Match.com, eHarmony and other traditional online dating sites should take notice; there could be some new suitors for those seeking a little romance online—and it could be coming from Facebook, Twitter and other social networking sites.
Dating has always been a “social” activity, but could social networks win over the dating crowd, even if the social sites aren’t looking for the hook up?
“To some degree the answer is yes,” says Marshal Cohen, chief analyst at the NPD Group. Social networking could solve many of the complaints of traditional dating sites he says. “Anyone I’ve ever spoken to about online dating sites says it has mixed reviews.”
Cohen notes that the big success stories underplay the rest of the tales where the online dating scene just didn’t work. It isn’t so much a case of the it’s-not-you-it’s-me dynamic, as much as there is just too much searching involved based on limited parameters.
“It can be almost like a full time job on the traditional sites,” says Cohen. “People need to weed through the potential matches and that’s a big investment of time.”
He adds that this time is being spent more and more on social networks. The question therefore is how can social networking fit into dating?
“In technical terms dating is a very deep app,” says Josh Crandall of Netpop Research. “Facebook is more of a general purpose site. So this is sort of like looking at using Google over Travelocity to book your travel. Google is great for telling you all the great stuff you can see, but isn’t where you’ll go to book your dream vacation.”

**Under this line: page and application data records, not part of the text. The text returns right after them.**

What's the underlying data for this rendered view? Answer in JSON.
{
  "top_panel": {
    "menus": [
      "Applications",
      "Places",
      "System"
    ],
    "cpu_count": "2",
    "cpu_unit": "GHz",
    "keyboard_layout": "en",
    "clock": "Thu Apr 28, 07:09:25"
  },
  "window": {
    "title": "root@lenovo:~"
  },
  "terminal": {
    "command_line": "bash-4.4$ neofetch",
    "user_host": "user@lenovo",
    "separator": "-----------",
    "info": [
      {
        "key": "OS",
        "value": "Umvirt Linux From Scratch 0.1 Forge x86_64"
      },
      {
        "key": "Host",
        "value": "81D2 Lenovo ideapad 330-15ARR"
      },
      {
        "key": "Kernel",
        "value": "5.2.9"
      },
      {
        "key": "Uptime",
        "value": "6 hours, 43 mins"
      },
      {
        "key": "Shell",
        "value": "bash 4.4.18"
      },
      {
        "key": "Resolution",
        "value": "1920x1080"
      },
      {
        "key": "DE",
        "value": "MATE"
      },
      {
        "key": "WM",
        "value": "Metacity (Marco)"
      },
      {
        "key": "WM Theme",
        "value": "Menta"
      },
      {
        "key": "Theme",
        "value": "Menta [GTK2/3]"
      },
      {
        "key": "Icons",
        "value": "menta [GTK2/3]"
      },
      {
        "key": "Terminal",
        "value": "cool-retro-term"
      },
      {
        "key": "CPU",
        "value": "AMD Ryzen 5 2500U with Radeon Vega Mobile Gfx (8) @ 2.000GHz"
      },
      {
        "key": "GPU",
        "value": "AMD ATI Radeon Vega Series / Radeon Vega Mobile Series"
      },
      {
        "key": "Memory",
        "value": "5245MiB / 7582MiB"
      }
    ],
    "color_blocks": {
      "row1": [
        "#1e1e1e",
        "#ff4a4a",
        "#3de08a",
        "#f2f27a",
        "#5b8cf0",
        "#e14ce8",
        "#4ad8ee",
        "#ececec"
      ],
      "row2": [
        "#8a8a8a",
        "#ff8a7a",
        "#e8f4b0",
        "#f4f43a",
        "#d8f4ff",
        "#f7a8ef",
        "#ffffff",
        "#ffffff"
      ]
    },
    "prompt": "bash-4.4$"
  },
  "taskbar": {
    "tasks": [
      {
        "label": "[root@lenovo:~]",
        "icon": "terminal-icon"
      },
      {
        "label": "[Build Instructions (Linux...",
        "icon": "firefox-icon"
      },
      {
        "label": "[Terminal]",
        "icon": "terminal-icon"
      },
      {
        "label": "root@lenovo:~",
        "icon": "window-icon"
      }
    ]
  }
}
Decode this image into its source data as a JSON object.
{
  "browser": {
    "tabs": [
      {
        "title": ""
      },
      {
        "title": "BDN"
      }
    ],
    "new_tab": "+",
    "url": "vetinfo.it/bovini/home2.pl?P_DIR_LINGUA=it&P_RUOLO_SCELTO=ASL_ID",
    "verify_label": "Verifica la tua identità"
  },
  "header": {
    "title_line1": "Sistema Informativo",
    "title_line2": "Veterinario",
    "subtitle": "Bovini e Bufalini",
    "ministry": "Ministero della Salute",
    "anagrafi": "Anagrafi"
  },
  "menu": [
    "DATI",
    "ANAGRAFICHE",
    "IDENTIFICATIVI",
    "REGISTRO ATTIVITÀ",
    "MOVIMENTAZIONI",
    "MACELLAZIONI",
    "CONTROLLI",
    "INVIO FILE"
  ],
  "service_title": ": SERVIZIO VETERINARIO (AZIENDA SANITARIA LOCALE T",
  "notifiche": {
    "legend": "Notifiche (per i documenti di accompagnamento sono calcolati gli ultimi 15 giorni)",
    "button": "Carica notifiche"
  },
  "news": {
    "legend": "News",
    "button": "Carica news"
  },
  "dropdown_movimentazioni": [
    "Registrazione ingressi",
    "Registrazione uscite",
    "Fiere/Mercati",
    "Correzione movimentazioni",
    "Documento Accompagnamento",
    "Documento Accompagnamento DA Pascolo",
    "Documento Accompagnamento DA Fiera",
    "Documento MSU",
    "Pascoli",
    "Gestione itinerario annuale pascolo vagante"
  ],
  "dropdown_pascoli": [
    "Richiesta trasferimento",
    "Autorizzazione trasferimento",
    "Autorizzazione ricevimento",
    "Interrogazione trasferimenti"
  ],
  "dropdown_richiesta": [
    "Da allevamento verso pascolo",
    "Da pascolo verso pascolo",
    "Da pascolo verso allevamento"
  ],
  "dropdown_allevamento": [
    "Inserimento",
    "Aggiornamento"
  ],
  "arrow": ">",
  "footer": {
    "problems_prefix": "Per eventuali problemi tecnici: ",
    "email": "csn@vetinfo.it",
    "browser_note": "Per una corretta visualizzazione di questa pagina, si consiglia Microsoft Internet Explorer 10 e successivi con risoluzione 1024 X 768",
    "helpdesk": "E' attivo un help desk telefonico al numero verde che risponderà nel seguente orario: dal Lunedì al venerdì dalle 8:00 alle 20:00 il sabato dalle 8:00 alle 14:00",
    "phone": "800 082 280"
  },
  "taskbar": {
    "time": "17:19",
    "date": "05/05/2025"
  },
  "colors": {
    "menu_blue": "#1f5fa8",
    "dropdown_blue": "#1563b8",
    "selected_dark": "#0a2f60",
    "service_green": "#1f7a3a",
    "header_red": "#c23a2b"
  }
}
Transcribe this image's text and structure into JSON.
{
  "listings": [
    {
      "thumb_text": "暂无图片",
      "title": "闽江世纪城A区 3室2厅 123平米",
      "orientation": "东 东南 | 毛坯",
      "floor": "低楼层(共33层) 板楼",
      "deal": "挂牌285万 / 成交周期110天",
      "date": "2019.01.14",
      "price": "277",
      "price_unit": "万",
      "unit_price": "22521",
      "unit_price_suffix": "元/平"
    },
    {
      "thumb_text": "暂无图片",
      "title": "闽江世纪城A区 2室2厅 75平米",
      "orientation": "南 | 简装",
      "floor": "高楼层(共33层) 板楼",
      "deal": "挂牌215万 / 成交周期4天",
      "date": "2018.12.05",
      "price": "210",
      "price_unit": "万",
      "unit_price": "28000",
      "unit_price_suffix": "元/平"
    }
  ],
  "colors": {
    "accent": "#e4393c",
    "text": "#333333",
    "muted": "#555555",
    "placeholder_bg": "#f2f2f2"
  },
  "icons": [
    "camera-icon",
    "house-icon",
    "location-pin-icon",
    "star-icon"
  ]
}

Crandall says that part is what is now missing on Facebook and other social networking sites; they're good for finding friends, but might not be where you’ll find your dream partner.
However, Facebook could have an advantage over dating sites, because love can be found when you’re not even looking for it. And then there are the companies that are adding the love element.
“Many people still meet significant others through friends,” says Crandall, “and so Facebook could be used that way.”
Even long time “online daters” agree that the dating model online isn’t all fairytale matches, despite what the commercials for the dating sites may be trying to sell.
“I’m the online dating queen,” says Monique Elwell of social network marketing firm Conversify. “For me it started years ago with AOL Chat boards, and later early social media dating sites like Six Degrees.”
She says that what keeps Facebook and the social media sites from becoming dating sites now is that people still want to separate their dating from their active current friends. And here is where third party apps might find a place to play Cupid.
The Facebook app Are you Interested reportedly has more than 13 million users, which rivals the number of users for Match.com and eHarmony. Other apps also are there to help cut to the chase, and aren’t exactly shy about the intention as Would You Sleep With Me and Compare Hotness could attest.
Other companies are also taking notice. This month Badoo.com announced that it has passed 100 million users, mixing social networking and online dating. The site bills itself as having the functionality of a Facebook while still offering the connections of traditional online dating sites.
This could be a winning mix, but everything about dating still comes back to compatibility, say dating experts. It is whether social networking and dating can go together hand in hand.
Here is where some think could there could be the perfect union.
“There are tremendous opportunities on the Facebook platform for someone to offer an interesting dating service or application. Facebook could be both a threat and a partner for the existing dating sites,” Augie Ray, senior analyst, Social Computer for Interactive Marketing Professionals. “I'd expect services like Match.com and eHarmony to continue to develop applications that utilize the treasure trove of personal data people post on Facebook in order to create new and better features for their customers.”
In the end, say the experts, it comes down to who can win over the consumers, but Cohen says that it simply isn’t in the numbers for the dating sites to survive alone in the long run.
“The crystal ball says that the dating sites are going to be challenged by social sites, and only one or two of the dating services are going to step forward and make the right change." says Cohen.
The biggest change could be in adapting towards what makes social sites so popular—they are often group and hobby centric—whereas dating sites are more about weeding through matches —matches that are typically in a radius near a user’s home town.
“This is where social networking really has an advantage, you’re able to reconnect with people you knew from long ago,” says Cohen, “and they don’t have to be limited to so many miles from your home. If you want to reconnect with an old friend it doesn’t matter if they are across the country. The search zone is much smaller on the dating sites.”
There's also the possibility that Facebook could be a savior for the dating sites.
“Rather than Facebook itself investing in dating functionality, other developers could find unique ways to leverage the data people share on Facebook and turn it into a dating service,” says Ray. “In fact, Match.com already has applications on the Facebook platform such as Matchmaker, which allows people to select and send potential dating matches to their friends.”
The social aspect and the dating elements could be a match made in cyberspace, err, heaven.